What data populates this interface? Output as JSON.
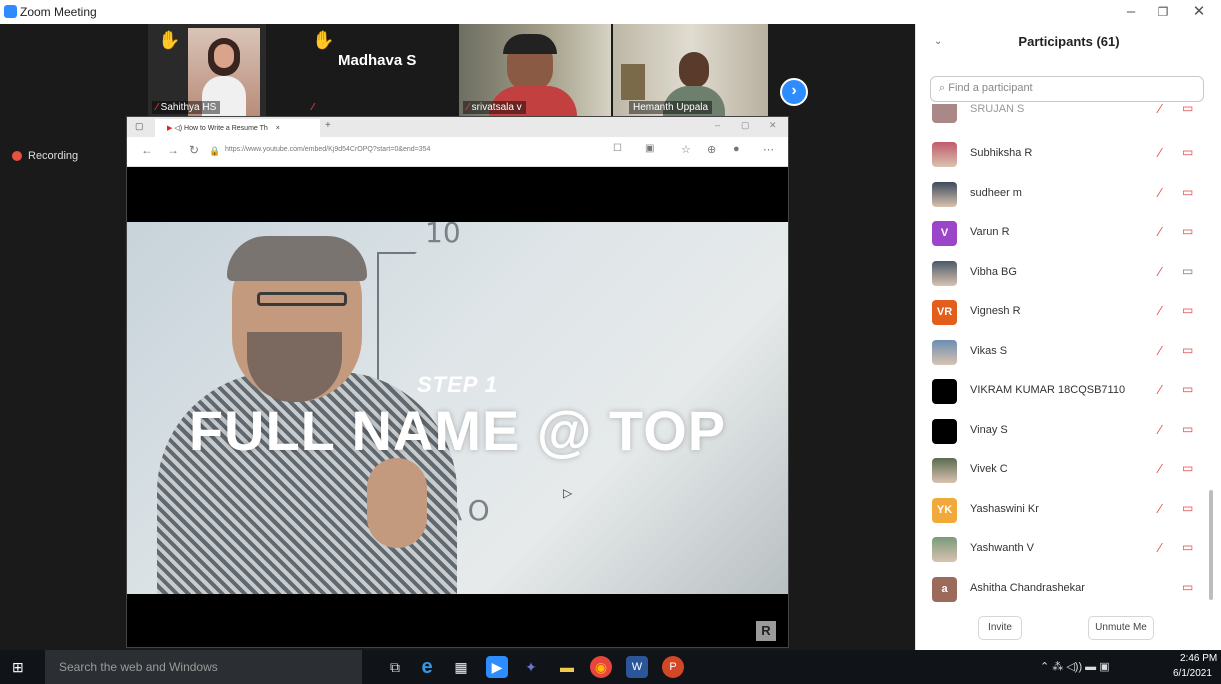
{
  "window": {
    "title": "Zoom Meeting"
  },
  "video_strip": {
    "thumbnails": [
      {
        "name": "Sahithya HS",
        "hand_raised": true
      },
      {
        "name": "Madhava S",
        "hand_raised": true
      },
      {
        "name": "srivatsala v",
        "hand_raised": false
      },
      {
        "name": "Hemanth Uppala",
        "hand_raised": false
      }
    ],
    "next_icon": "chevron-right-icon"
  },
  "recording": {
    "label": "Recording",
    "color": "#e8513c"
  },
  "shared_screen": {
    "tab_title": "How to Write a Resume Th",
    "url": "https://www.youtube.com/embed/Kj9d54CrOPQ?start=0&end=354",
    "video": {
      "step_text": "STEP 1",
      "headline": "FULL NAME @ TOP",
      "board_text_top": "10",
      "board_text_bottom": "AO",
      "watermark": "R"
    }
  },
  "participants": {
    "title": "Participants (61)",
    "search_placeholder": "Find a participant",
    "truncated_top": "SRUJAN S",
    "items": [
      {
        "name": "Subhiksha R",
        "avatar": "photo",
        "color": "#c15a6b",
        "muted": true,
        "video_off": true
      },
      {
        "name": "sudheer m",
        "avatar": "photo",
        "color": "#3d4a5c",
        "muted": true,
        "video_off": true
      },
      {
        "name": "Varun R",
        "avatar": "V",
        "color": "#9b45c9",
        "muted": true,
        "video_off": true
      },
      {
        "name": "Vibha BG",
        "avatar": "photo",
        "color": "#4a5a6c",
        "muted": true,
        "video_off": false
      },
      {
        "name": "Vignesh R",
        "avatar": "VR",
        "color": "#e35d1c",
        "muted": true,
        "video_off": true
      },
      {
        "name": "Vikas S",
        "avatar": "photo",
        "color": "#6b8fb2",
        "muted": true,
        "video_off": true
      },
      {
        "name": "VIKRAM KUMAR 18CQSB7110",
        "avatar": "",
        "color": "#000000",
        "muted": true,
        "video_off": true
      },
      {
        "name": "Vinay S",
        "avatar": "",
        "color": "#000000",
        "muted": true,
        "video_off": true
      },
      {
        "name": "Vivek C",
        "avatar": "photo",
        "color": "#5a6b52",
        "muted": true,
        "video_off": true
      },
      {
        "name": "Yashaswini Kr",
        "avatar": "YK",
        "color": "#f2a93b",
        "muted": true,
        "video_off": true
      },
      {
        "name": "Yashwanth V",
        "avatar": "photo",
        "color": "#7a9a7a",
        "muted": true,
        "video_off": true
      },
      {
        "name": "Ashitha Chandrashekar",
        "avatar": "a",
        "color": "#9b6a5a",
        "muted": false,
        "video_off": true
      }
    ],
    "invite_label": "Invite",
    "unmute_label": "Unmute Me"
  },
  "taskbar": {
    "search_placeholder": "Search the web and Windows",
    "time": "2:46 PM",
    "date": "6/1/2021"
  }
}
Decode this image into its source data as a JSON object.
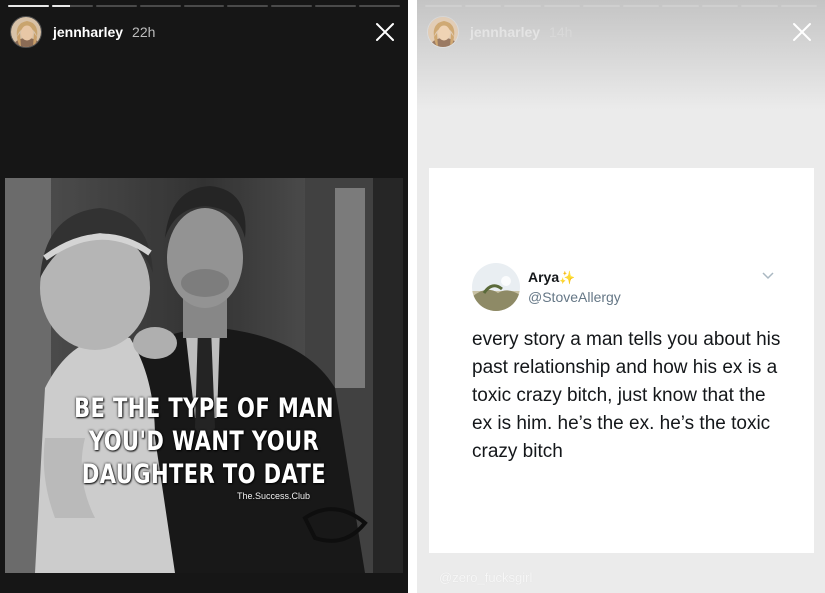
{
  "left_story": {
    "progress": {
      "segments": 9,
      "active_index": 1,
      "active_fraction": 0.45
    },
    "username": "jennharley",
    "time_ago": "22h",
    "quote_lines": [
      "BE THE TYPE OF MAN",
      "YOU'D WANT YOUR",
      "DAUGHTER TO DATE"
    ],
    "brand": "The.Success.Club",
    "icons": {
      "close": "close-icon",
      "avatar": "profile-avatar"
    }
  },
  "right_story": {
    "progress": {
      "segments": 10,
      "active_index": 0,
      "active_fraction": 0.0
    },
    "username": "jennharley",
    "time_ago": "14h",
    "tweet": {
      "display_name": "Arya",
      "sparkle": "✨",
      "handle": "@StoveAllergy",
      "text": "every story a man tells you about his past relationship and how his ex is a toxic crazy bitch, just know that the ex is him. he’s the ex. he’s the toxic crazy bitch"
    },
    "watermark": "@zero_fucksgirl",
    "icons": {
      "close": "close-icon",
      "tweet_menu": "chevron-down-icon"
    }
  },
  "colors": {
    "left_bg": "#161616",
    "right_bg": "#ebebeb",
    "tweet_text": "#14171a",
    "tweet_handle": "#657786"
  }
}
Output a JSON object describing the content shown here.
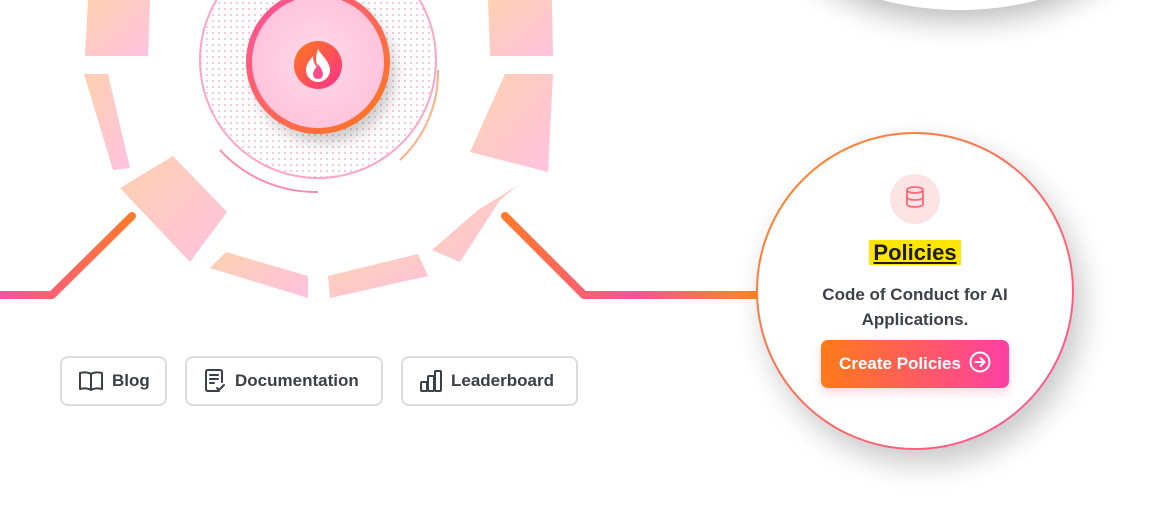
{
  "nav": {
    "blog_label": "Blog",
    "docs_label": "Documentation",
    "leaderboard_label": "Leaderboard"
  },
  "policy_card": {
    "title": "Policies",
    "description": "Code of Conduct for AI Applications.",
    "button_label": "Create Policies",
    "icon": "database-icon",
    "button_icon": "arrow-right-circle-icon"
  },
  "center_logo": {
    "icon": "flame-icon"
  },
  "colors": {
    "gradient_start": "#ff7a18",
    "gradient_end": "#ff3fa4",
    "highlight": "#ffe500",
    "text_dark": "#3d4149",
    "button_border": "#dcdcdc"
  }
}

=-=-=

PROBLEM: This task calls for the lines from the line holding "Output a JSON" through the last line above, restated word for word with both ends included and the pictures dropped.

PROBLEM SOLUTION:
Output a JSON object describing the content shown here.
{
  "nav": {
    "blog_label": "Blog",
    "docs_label": "Documentation",
    "leaderboard_label": "Leaderboard"
  },
  "policy_card": {
    "title": "Policies",
    "description": "Code of Conduct for AI Applications.",
    "button_label": "Create Policies",
    "icon": "database-icon",
    "button_icon": "arrow-right-circle-icon"
  },
  "center_logo": {
    "icon": "flame-icon"
  },
  "colors": {
    "gradient_start": "#ff7a18",
    "gradient_end": "#ff3fa4",
    "highlight": "#ffe500",
    "text_dark": "#3d4149",
    "button_border": "#dcdcdc"
  }
}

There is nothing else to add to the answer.